The important thing to remember when choosing a grid, or drawing your own, is that the new grid and your pattern image grid must have a 1:1 **ratio**. This is very important – otherwise your drawing will be distorted!

Math Talk – ratio: A ratio shows the relative sizes of two or more values. In this case, the ‘values’ are the grid with the image and the new grid on which you are going to transfer the image.

A 1:1 ratio means that you will have the exact same number of lines on the transfer grid paper as are on the image paper. It’s just that the lines will be a different distance apart.

You may have various sizes of grid paper (also called graph paper) already at home. If not, you can download and print grid paper from a website or make your own by carefully drawing lines using a ruler and pencil.

I used a site that gave me the options shown above for one inch grid paper. I chose the lines to be non-bold. The number options, written in blue, refers to the number of blocks per inch. This means, the first option, ‘One’, is grid paper with the lines one inch apart.

**1. If you chose ‘Two’ grid paper, how far apart will the lines be? **

**2. If you chose ‘Three’ grid paper, how far apart will the lines be? **

**3. If you chose ‘Four’ grid paper, how far apart will the lines be? **

Click here to download your copy of the horse picture at the right. I drew the horse on 1/2 inch grid paper.

**4. If you redraw the image on 1/4″ grid paper will the horse be bigger or smaller?**

**5. If you redraw the image on 1″ grid paper will the horse be bigger or smaller?**

**6. If you redraw the image on 1″ grid paper, what will the height of the resulting image be? **

**7. If you redraw the image on 1″ grid paper, what will the width of the resulting image be?**

To redraw the image, focus on one square at a time. I found it useful to number each square across the top and along the side to help match up the squares as I went along.

Draw what you see in each small square into the corresponding larger one until the entire image has been transferred. Feel free to make changes as you go, lines for the mane or tail can easily be different and you can always redraw the lines until you’re satisfied.

Once the drawing is done, tape your new stencil to your pumpkin. If you pin the page to the pumpkin, you may end up with extra holes in your pumpkin.

Use a thumbtack to poke holes along the lines of the design so that when you remove the stencil, you will still have an outline visible on the face of the pumpkin. Poke the holes 1/4″ to 1/8″ apart. Make sure you get every detail of the image.

Here are two more posts with detailed instructions on how to draw your own grid and how to do a scale drawing—and more horse jack ‘o lantern patterns!

1. If you chose ‘Two’ grid paper, how far apart will the lines be?

Answer: There would be two lines per inch, so the lines would be 1/2 inch apart.

2. If you chose ‘Three’ grid paper, how far apart will the lines be?

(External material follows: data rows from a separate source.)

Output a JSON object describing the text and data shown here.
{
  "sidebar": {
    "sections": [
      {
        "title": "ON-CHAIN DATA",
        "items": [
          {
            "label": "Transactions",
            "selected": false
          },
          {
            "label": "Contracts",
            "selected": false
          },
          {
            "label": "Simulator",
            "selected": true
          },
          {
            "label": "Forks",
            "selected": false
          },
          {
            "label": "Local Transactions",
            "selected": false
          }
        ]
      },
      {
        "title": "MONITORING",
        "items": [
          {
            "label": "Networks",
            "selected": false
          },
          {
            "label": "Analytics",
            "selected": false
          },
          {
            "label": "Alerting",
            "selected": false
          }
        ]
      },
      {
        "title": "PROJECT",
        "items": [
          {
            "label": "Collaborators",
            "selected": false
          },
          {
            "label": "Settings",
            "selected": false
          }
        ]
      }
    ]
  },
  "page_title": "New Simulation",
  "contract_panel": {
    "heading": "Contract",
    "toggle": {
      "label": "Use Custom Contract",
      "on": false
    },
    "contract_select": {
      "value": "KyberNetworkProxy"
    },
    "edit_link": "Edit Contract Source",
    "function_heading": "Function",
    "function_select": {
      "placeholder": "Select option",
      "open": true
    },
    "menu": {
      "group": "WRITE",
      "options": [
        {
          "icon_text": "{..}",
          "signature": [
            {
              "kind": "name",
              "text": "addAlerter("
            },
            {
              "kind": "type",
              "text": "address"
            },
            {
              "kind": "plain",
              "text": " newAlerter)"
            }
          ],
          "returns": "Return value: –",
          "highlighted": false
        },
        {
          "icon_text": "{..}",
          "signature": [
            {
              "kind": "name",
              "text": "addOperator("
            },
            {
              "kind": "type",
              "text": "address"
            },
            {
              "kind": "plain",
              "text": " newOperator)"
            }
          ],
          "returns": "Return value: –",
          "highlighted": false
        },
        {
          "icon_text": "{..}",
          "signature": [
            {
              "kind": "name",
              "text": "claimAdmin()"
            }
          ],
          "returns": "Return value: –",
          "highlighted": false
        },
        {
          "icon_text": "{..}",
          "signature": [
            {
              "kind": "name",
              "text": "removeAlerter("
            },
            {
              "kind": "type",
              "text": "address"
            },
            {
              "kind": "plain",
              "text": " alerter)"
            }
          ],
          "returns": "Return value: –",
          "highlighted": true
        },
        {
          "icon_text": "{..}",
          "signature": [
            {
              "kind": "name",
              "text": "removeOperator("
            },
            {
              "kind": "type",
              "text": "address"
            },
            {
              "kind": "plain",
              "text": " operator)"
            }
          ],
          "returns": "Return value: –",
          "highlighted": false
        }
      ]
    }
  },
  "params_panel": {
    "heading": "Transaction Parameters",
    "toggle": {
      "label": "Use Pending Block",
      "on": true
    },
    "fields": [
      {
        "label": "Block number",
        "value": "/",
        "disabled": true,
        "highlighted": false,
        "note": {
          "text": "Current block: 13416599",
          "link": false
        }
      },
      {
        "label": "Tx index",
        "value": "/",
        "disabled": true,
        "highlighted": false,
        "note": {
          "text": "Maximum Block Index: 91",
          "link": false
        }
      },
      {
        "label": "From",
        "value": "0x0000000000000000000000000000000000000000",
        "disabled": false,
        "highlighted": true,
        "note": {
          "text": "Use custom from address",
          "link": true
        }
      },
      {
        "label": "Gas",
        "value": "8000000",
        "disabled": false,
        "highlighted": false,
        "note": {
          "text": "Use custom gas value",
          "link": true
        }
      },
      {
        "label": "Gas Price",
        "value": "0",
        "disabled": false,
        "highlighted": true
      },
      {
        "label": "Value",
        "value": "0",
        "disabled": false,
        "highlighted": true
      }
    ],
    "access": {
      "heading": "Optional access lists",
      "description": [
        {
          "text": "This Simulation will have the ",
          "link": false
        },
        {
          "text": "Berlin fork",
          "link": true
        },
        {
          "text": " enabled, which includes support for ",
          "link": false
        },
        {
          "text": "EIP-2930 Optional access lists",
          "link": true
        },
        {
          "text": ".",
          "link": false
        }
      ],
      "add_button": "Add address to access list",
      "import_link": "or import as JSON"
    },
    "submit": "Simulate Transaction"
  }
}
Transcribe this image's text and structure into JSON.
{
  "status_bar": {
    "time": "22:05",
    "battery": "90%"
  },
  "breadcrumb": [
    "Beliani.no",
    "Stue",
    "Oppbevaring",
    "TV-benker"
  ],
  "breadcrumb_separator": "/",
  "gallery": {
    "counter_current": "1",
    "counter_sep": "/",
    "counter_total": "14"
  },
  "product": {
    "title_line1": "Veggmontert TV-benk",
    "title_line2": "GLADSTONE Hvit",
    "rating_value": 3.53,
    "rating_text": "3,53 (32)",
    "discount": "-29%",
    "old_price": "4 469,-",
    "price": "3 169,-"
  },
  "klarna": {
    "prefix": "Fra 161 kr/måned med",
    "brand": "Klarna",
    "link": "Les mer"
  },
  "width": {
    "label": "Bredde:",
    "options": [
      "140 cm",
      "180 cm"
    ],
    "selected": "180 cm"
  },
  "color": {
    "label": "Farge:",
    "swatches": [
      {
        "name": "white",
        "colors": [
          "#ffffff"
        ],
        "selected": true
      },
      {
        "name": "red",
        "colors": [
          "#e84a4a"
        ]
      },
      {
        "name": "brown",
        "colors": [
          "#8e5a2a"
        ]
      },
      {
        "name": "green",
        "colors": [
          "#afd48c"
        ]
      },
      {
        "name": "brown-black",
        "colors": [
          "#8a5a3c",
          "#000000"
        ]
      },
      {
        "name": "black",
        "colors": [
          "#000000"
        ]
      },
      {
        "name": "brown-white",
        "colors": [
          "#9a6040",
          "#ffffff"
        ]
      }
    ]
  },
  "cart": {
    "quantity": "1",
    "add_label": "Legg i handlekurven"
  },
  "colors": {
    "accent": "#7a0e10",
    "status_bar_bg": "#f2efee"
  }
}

Answer: There would be three lines per inch, so the lines would be 1/3 inch apart.

3. If you chose ‘Four’ grid paper, how far apart will the lines be?

Answer: There would be four lines per inch, so the lines would be 1/4 inch apart.

4. If you redraw the image on 1/4″ grid paper will the horse be bigger or smaller?

Answer: The horse will be smaller.

5. If you redraw the image on 1″ grid paper will the horse be bigger or smaller?

Answer: The horse will be bigger.

6. If you redraw the image on 1″ grid paper, what will the height of the resulting image be?

Answer: The height of the drawing is about 12 squares. Using 1” grid paper means the lines on the paper are 1” apart. The drawing would therefore be 12 inches high once it’s been transferred to 1” grid paper.

7. If you redraw the image on 1″ grid paper, what will the width of the resulting image be?

Answer: The width of the drawing is about 10 squares. Using 1” grid paper means the lines on the paper are 1” apart. The drawing would therefore be 10 inches wide once it’s been transferred to 1” grid paper.

Common Core:

4.NF.A – Extend understanding of fraction equivalence and ordering

5.NF.B.5a – Scaling whole numbers by fractions

6.RP.A – Understand ratio concepts and use ratio reasoning to solve problems

7.G.A.1 – Scale drawings